*What the task requires*.
Where the word "tiết" appears in a line below, copy the whole line.

Content starts

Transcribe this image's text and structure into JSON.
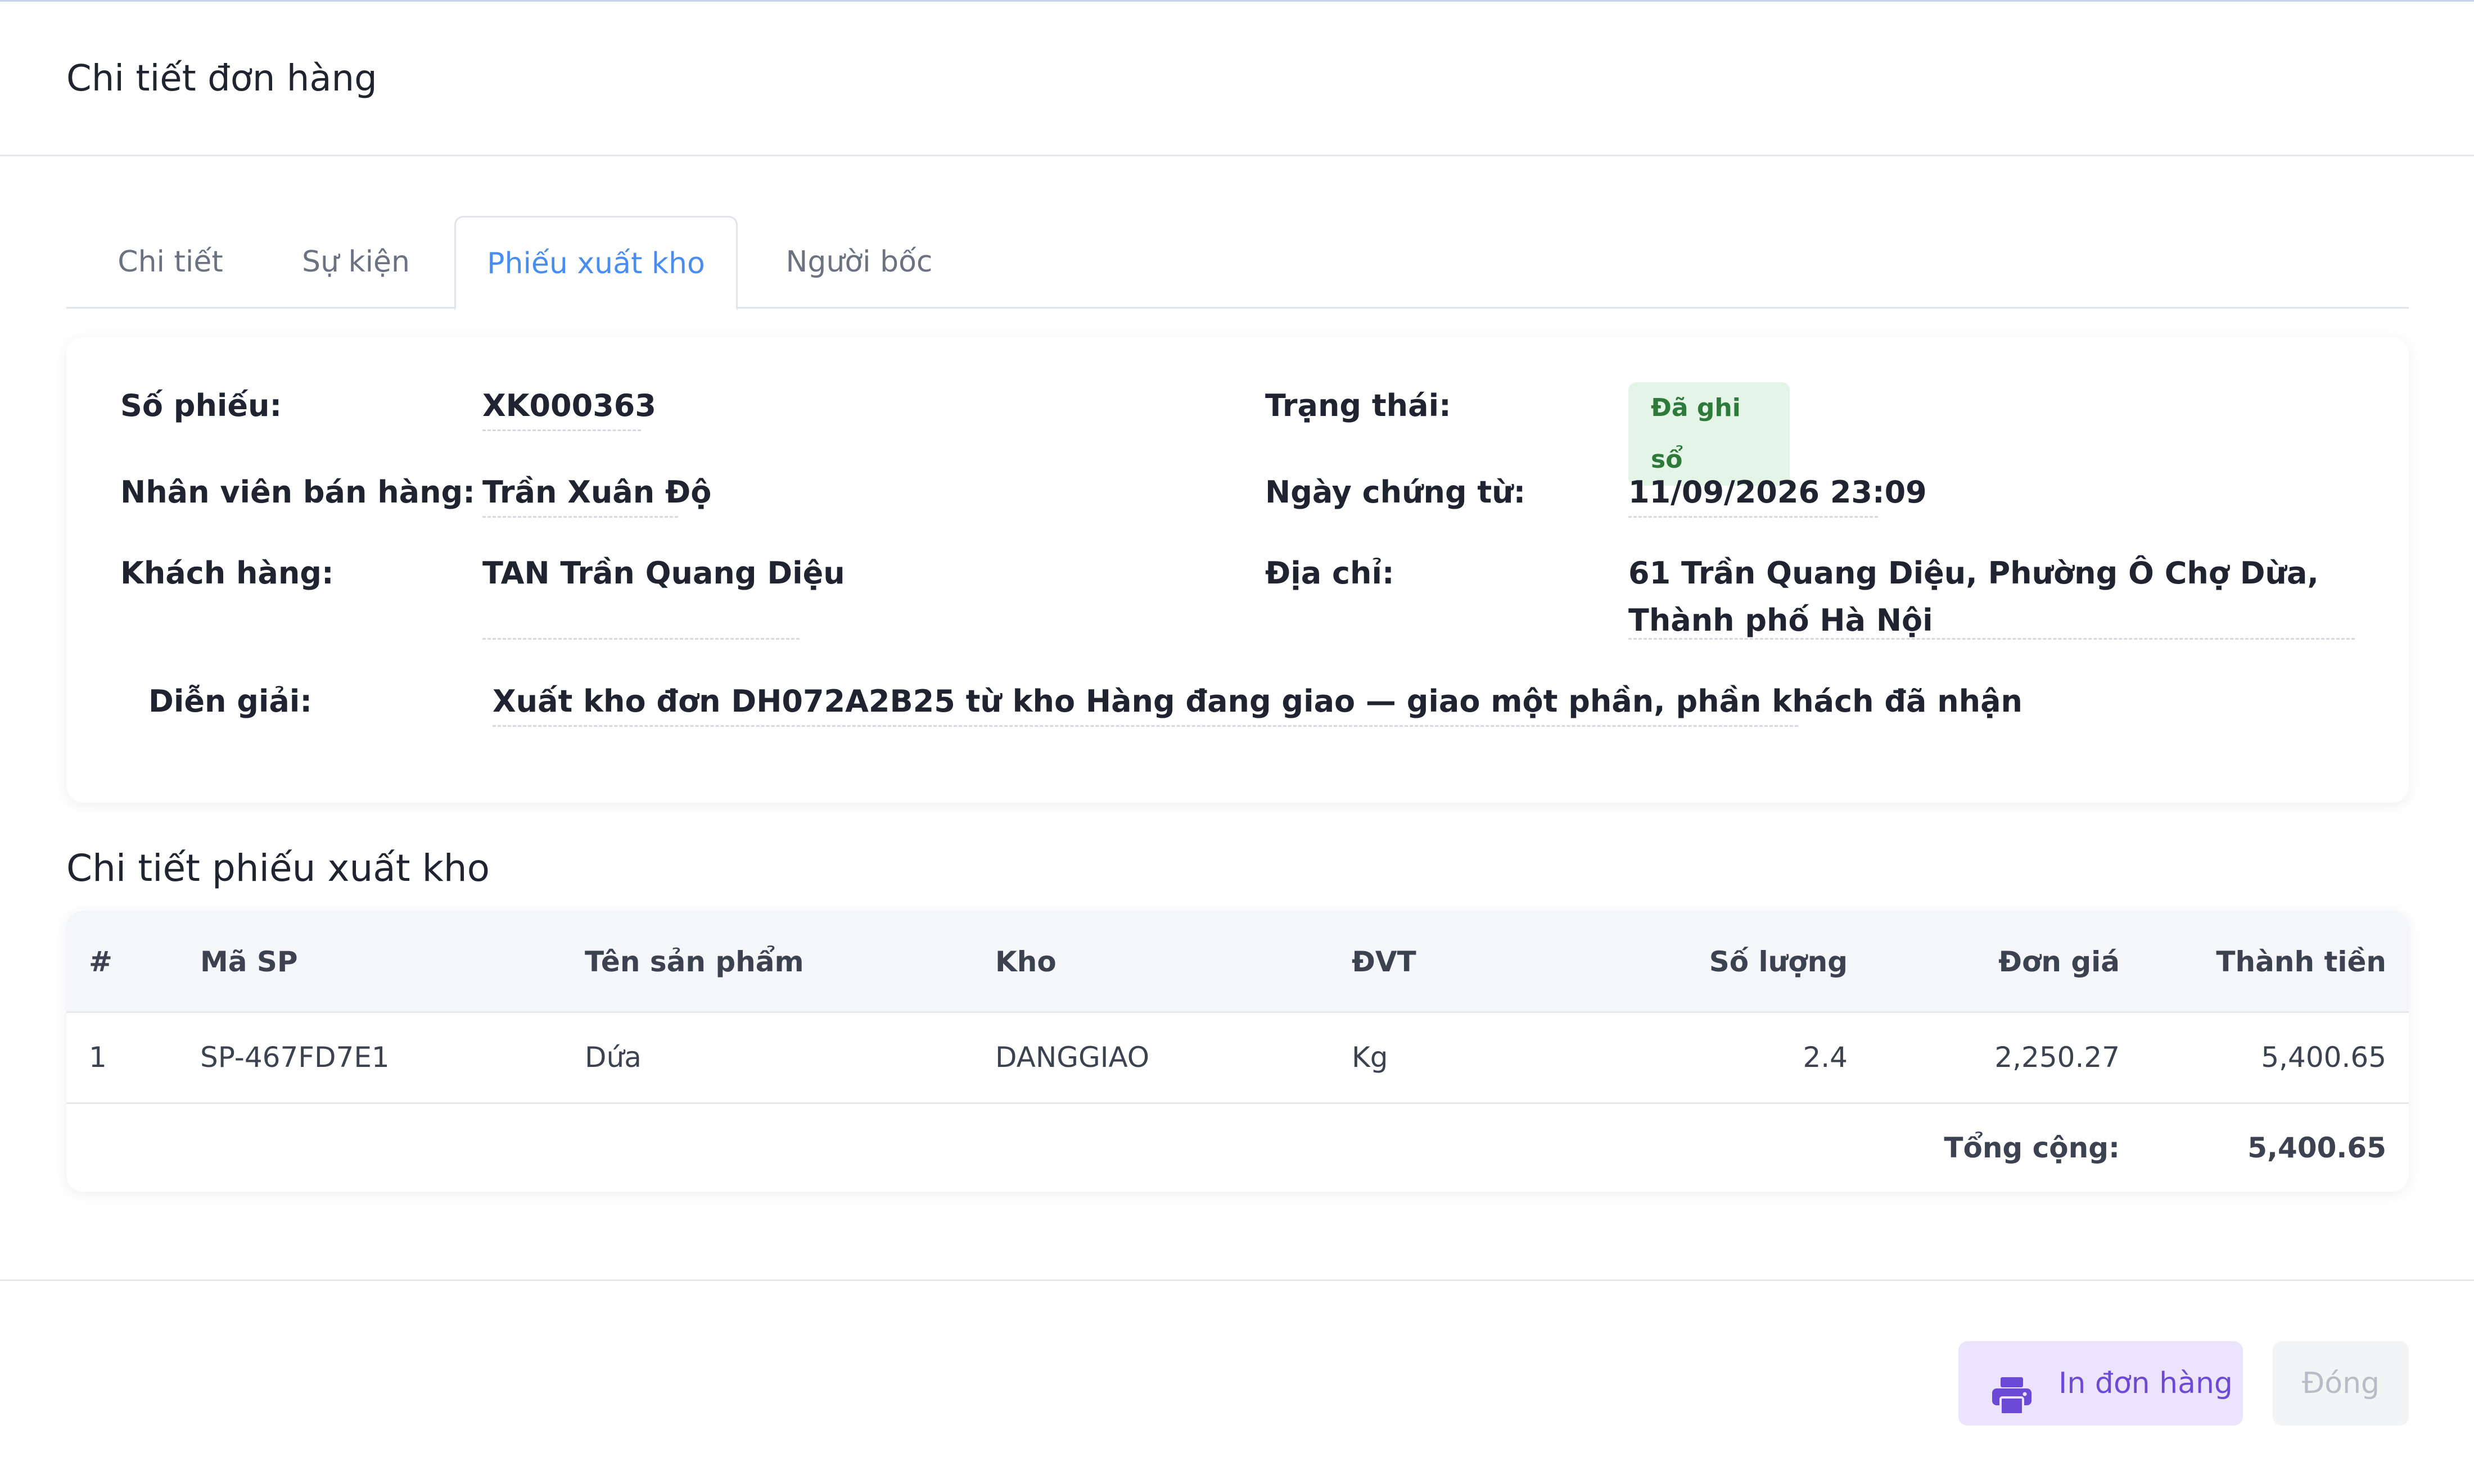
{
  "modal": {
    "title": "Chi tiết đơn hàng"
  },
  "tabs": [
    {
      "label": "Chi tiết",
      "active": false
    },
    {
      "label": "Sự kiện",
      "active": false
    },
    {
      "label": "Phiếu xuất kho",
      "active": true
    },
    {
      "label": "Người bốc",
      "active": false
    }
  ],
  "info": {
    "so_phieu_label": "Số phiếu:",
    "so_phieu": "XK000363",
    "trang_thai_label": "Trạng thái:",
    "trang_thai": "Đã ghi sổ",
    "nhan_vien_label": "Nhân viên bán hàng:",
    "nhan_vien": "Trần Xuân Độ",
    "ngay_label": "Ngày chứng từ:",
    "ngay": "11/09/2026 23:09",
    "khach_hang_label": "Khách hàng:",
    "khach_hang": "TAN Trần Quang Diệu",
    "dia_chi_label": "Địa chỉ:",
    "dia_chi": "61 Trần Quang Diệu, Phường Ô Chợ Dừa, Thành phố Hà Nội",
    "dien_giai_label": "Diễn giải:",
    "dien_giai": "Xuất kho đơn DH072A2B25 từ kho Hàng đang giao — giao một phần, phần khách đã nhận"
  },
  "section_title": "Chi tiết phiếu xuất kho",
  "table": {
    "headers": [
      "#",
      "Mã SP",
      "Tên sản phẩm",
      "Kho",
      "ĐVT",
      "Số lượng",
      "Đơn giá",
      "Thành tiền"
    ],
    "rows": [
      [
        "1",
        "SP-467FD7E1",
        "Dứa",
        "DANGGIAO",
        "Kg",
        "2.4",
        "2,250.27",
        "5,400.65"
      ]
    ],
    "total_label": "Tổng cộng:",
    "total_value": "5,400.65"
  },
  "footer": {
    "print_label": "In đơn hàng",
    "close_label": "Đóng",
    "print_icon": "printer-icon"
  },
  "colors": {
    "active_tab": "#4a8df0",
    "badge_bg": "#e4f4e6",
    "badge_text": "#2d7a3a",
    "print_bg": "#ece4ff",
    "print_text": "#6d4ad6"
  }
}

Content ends

*Task result*.
    "title": "Chi tiết đơn hàng"
      "label": "Chi tiết",
  "section_title": "Chi tiết phiếu xuất kho",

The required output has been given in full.